Prompt: The lines to copy are those holding the string "DOLORE" in the entries below.

Records for the exercise START

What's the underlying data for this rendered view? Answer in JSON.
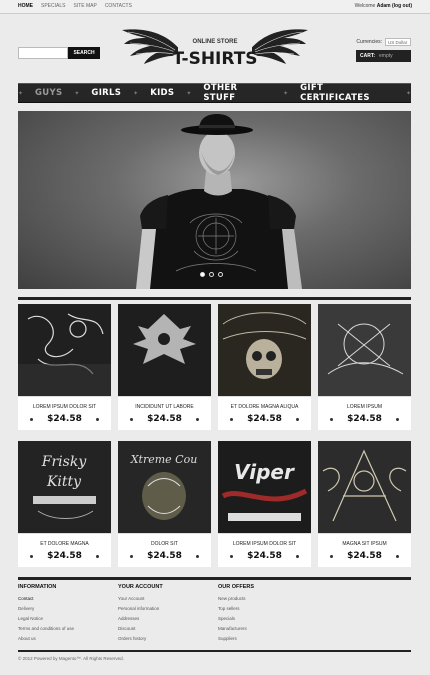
{
  "topbar": {
    "nav": [
      "HOME",
      "SPECIALS",
      "SITE MAP",
      "CONTACTS"
    ],
    "welcome_prefix": "Welcome",
    "welcome_user": "Adam",
    "logout": "(log out)"
  },
  "search": {
    "placeholder": "",
    "button": "SEARCH"
  },
  "logo": {
    "subtitle": "ONLINE STORE",
    "title": "T-SHIRTS"
  },
  "currency": {
    "label": "Currencies:",
    "value": "US Dollar"
  },
  "cart": {
    "label": "CART:",
    "value": "empty"
  },
  "mainnav": [
    "GUYS",
    "GIRLS",
    "KIDS",
    "OTHER STUFF",
    "GIFT CERTIFICATES"
  ],
  "products": [
    {
      "name": "LOREM IPSUM DOLOR SIT",
      "price": "$24.58"
    },
    {
      "name": "INCIDIDUNT UT LABORE",
      "price": "$24.58"
    },
    {
      "name": "ET DOLORE MAGNA ALIQUA",
      "price": "$24.58"
    },
    {
      "name": "LOREM IPSUM",
      "price": "$24.58"
    },
    {
      "name": "ET DOLORE MAGNA",
      "price": "$24.58"
    },
    {
      "name": "DOLOR SIT",
      "price": "$24.58"
    },
    {
      "name": "LOREM IPSUM DOLOR SIT",
      "price": "$24.58"
    },
    {
      "name": "MAGNA SIT IPSUM",
      "price": "$24.58"
    }
  ],
  "footer": {
    "information": {
      "title": "INFORMATION",
      "links": [
        "Contact",
        "Delivery",
        "Legal Notice",
        "Terms and conditions of use",
        "About us"
      ]
    },
    "account": {
      "title": "YOUR ACCOUNT",
      "links": [
        "Your Account",
        "Personal information",
        "Addresses",
        "Discount",
        "Orders history"
      ]
    },
    "offers": {
      "title": "OUR OFFERS",
      "links": [
        "New products",
        "Top sellers",
        "Specials",
        "Manufacturers",
        "Suppliers"
      ]
    }
  },
  "copyright": "© 2012 Powered by Magento™. All Rights Reserved."
}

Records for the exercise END

Exercise answer:
      "name": "ET DOLORE MAGNA ALIQUA",
      "name": "ET DOLORE MAGNA",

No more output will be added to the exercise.